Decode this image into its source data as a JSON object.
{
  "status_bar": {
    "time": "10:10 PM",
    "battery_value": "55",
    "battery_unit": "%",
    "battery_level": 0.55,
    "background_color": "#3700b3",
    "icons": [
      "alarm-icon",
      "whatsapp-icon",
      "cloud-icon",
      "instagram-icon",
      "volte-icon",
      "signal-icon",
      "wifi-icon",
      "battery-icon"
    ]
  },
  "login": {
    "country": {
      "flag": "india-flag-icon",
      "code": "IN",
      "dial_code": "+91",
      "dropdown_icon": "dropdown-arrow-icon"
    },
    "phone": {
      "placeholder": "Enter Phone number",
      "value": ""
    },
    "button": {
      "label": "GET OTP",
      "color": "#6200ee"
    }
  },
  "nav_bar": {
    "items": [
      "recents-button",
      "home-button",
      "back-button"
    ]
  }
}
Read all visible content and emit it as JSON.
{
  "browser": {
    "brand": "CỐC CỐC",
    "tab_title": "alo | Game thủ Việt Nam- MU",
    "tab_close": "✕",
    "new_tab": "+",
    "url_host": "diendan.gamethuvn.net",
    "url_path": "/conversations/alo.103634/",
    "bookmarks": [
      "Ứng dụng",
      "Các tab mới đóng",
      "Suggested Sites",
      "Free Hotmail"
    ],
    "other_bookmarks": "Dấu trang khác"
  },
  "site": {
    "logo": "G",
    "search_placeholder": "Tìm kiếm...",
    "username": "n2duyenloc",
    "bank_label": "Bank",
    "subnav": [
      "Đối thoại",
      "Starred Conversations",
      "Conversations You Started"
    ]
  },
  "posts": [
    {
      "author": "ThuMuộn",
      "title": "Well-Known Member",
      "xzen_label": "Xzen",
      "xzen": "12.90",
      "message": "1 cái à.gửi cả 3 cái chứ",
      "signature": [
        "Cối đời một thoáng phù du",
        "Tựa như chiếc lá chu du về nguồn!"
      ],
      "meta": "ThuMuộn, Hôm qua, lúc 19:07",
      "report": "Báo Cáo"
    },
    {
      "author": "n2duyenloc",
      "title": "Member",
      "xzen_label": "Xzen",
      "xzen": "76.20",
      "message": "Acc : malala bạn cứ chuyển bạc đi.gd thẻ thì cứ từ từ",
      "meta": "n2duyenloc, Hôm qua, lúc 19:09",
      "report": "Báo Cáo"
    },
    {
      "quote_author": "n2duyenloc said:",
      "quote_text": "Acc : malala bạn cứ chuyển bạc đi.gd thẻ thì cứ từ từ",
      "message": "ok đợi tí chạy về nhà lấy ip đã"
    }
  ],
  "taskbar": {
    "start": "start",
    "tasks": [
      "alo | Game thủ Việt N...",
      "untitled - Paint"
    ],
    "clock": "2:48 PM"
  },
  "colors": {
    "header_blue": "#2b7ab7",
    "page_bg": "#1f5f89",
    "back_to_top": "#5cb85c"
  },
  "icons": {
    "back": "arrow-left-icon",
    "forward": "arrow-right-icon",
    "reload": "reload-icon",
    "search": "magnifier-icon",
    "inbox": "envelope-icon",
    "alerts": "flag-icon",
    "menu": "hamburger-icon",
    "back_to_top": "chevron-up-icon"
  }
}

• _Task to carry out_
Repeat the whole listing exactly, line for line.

• _Answer for the task_
Decode this image into its source data as a JSON object.
{
  "status_bar": {
    "time": "10:10 PM",
    "battery_value": "55",
    "battery_unit": "%",
    "battery_level": 0.55,
    "background_color": "#3700b3",
    "icons": [
      "alarm-icon",
      "whatsapp-icon",
      "cloud-icon",
      "instagram-icon",
      "volte-icon",
      "signal-icon",
      "wifi-icon",
      "battery-icon"
    ]
  },
  "login": {
    "country": {
      "flag": "india-flag-icon",
      "code": "IN",
      "dial_code": "+91",
      "dropdown_icon": "dropdown-arrow-icon"
    },
    "phone": {
      "placeholder": "Enter Phone number",
      "value": ""
    },
    "button": {
      "label": "GET OTP",
      "color": "#6200ee"
    }
  },
  "nav_bar": {
    "items": [
      "recents-button",
      "home-button",
      "back-button"
    ]
  }
}
Read all visible content and emit it as JSON.
{
  "browser": {
    "brand": "CỐC CỐC",
    "tab_title": "alo | Game thủ Việt Nam- MU",
    "tab_close": "✕",
    "new_tab": "+",
    "url_host": "diendan.gamethuvn.net",
    "url_path": "/conversations/alo.103634/",
    "bookmarks": [
      "Ứng dụng",
      "Các tab mới đóng",
      "Suggested Sites",
      "Free Hotmail"
    ],
    "other_bookmarks": "Dấu trang khác"
  },
  "site": {
    "logo": "G",
    "search_placeholder": "Tìm kiếm...",
    "username": "n2duyenloc",
    "bank_label": "Bank",
    "subnav": [
      "Đối thoại",
      "Starred Conversations",
      "Conversations You Started"
    ]
  },
  "posts": [
    {
      "author": "ThuMuộn",
      "title": "Well-Known Member",
      "xzen_label": "Xzen",
      "xzen": "12.90",
      "message": "1 cái à.gửi cả 3 cái chứ",
      "signature": [
        "Cối đời một thoáng phù du",
        "Tựa như chiếc lá chu du về nguồn!"
      ],
      "meta": "ThuMuộn, Hôm qua, lúc 19:07",
      "report": "Báo Cáo"
    },
    {
      "author": "n2duyenloc",
      "title": "Member",
      "xzen_label": "Xzen",
      "xzen": "76.20",
      "message": "Acc : malala bạn cứ chuyển bạc đi.gd thẻ thì cứ từ từ",
      "meta": "n2duyenloc, Hôm qua, lúc 19:09",
      "report": "Báo Cáo"
    },
    {
      "quote_author": "n2duyenloc said:",
      "quote_text": "Acc : malala bạn cứ chuyển bạc đi.gd thẻ thì cứ từ từ",
      "message": "ok đợi tí chạy về nhà lấy ip đã"
    }
  ],
  "taskbar": {
    "start": "start",
    "tasks": [
      "alo | Game thủ Việt N...",
      "untitled - Paint"
    ],
    "clock": "2:48 PM"
  },
  "colors": {
    "header_blue": "#2b7ab7",
    "page_bg": "#1f5f89",
    "back_to_top": "#5cb85c"
  },
  "icons": {
    "back": "arrow-left-icon",
    "forward": "arrow-right-icon",
    "reload": "reload-icon",
    "search": "magnifier-icon",
    "inbox": "envelope-icon",
    "alerts": "flag-icon",
    "menu": "hamburger-icon",
    "back_to_top": "chevron-up-icon"
  }
}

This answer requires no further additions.